I read so many articles on what to do and how to do it when it comes to blogging and marketing, but my biggest lessons are from my biggest blogging mistakes. I don’t know whether it’s schadenfreude or just a learning method instilled in me, but seeing failure has a tremendous impact on me. I learn from mistakes. For the most part.
My Learning Curve
Here’s the deal, I started a blog way back in 2007. Fashion blogging was picking up, but it wasn’t nearly at the level we’re seeing it right now. I remember reading a post on Susie Lau’s page Style Bubble about an experience of going into a store, trying on an outfit, and the shop owner telling her she can’t take photos in the outfit at the store. Like, man, if only that shop owner knew what blogging would become or the status Susie would reach. That was a major lesson for the store owner.
I had a lesson of my own around that time. I blogged for about a year, and ultimately was just doing it so I could go to more cool fashion events- I know, so professional (it did score me a dance with Lady Gag, though, so totally fruitful). It was fun for me. I posted outfit photos, event photos, invites, and inspiration. It was a legit fashion blog.
Then a company reached out to me. They asked for some ad space, and they would pay me $200 a month for a banner. I didn’t even know how to track stats at that point, or what stats were. I also didn’t know why they were asking me for a banner. Looking back, it all seems obvious. They were an advertiser, and I was the publisher. But, at the moment, when blogging was still that thing that came out of LiveJournal and Xanga, it made absolutely no sense to me.
I ignored them and put my blog on hold to go on with my modeling career. Holy crap is that a big regret! I wish I could go back in time and kick myself for not sticking with the blog. But, I didn’t have the knowledge and understanding of how this new publishing industry works.

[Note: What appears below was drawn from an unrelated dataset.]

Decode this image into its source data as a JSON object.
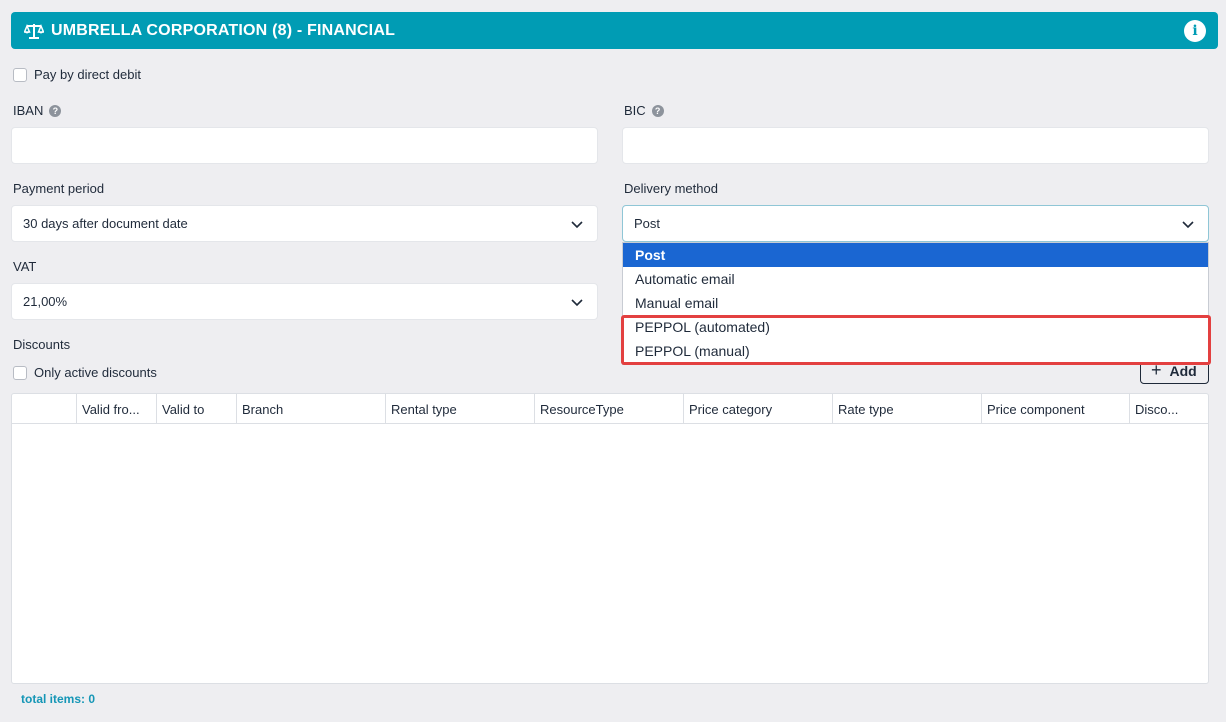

So why am I telling you all this? To let you know that you shouldn’t skip out on great opportunities because you might not know how the industry operates behind the scenes. If you subscribe to my newsletter, you know the importance of being savvy with your rates and firm about sponsorship requests. You’re a discerning and educated blogger. I want to give you some of my other biggest blogging mistakes here, so you know what not to ignore in your blogging career.
My 7 Biggest Blogging Mistakes
1. I didn’t use great photographs.
Such a bummer that I didn’t focus on captivating images from the very beginning. I did Google searches and plopped down whatever I thought would fit the article. Since then, I’ve learned to find great stock photos for marketing materials and invested heavily into learning everything about photography. I’m still learning but the improvement from 3 years ago is tremendous!
2. Didn’t focus on building a cohesive brand.
My social media profiles were all over the place when I started! My avatar images were all different and don’t even mention the headers. They were just random photos. As the years went by, I learned how to tie things together, but it wasn’t until recently that I made myself a branding sheet for consistency.
3. Didn’t do any SEO.
I missed out on so much by not researching my keywords and optimizing my articles. Looking back, I don’t even know what the point was of publishing so much if no one was able to find it!
4. Didn’t focus on promotion.
This kind of ties into SEO as well. I have to say; I think this is my BIGGEST lesson. I had it all wrong. My content creation process took up most of my time. What I needed to focus on was promotion, though. Content creation should be AT MOST 20% of your time spent on the blog. The other 80% should be all about promoting your website and posts.
5. Didn’t invest in my website.
Little ol’ me thought that free tools and resources would get me to the top. I was so wrong. Once I started taking courses, reading books and getting (paid) tools that make blogging easier, I started growing. The thing is, free things will only get you so far before you need functionality to continue growing. Prime examples are scheduling and automation tools (you know how much I love CoSchedule). They free up so much time for me to do business development on my blog.
6. Didn’t know my niche.
If you know me, you know my niche rants. If you subscribe to my newsletter, you read all about the importance of having a niche. If you’ve looked through the resource library for subscribers, you’ve most likely seen the niche worksheet. Having a niche is important not only for adequate growth but also for monetization. If you don’t have a niche, you don’t have a dedicated and interested audience, simple as that.
7. Didn’t have any goals.
This one is very recent. I started setting goals a few months ago, and it’s been working out so fabulously that I started a goals series on the blog. Yes, it’s time-consuming analyzing progress and goals, but I ultimately learn what works in my attempts to grow my blog. Everything that doesn’t work I abandon. The strategies that work get more effort put into them.